How to complete this task
Locate each line with the string "Schermafbeelding" in the listing below and copy it.

········

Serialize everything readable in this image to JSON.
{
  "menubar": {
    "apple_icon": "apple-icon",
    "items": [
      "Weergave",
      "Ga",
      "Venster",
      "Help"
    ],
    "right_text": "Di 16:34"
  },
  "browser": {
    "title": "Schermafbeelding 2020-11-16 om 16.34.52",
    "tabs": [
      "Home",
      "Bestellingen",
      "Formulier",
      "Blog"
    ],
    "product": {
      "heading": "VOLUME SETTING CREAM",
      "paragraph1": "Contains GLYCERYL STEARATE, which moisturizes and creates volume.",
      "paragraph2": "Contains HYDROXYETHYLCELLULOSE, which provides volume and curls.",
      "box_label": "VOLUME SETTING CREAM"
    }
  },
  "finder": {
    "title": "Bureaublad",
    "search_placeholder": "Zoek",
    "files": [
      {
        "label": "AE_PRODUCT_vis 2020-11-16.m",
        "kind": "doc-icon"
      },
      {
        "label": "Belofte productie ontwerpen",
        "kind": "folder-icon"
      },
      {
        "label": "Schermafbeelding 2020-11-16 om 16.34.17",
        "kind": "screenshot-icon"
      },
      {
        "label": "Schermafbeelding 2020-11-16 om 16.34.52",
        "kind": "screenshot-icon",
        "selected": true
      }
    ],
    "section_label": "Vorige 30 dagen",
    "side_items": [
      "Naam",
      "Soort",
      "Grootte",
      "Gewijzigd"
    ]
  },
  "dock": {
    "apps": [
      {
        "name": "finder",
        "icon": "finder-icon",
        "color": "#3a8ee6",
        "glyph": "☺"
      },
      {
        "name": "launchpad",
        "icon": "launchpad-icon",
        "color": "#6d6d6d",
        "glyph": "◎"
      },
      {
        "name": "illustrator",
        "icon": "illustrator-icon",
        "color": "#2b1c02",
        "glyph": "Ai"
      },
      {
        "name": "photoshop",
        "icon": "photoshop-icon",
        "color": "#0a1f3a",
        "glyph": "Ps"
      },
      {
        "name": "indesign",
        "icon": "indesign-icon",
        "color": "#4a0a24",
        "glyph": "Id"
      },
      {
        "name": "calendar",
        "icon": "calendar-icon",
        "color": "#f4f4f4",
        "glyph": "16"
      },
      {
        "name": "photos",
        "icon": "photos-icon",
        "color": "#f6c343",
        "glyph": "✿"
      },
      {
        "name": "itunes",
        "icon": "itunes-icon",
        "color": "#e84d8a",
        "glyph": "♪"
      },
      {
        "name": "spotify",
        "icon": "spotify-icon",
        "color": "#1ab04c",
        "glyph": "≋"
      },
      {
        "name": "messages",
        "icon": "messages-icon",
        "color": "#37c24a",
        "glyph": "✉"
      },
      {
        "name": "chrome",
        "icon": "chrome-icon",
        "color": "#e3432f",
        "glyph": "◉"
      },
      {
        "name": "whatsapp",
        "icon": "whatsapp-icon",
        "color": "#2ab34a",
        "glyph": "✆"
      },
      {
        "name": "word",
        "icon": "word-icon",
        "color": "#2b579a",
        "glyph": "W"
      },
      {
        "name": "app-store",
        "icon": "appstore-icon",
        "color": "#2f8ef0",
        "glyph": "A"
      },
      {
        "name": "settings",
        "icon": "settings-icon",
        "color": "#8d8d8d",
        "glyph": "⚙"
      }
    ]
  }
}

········

Response area
    "title": "Schermafbeelding 2020-11-16 om 16.34.52",
        "label": "Schermafbeelding 2020-11-16 om 16.34.17",
        "label": "Schermafbeelding 2020-11-16 om 16.34.52",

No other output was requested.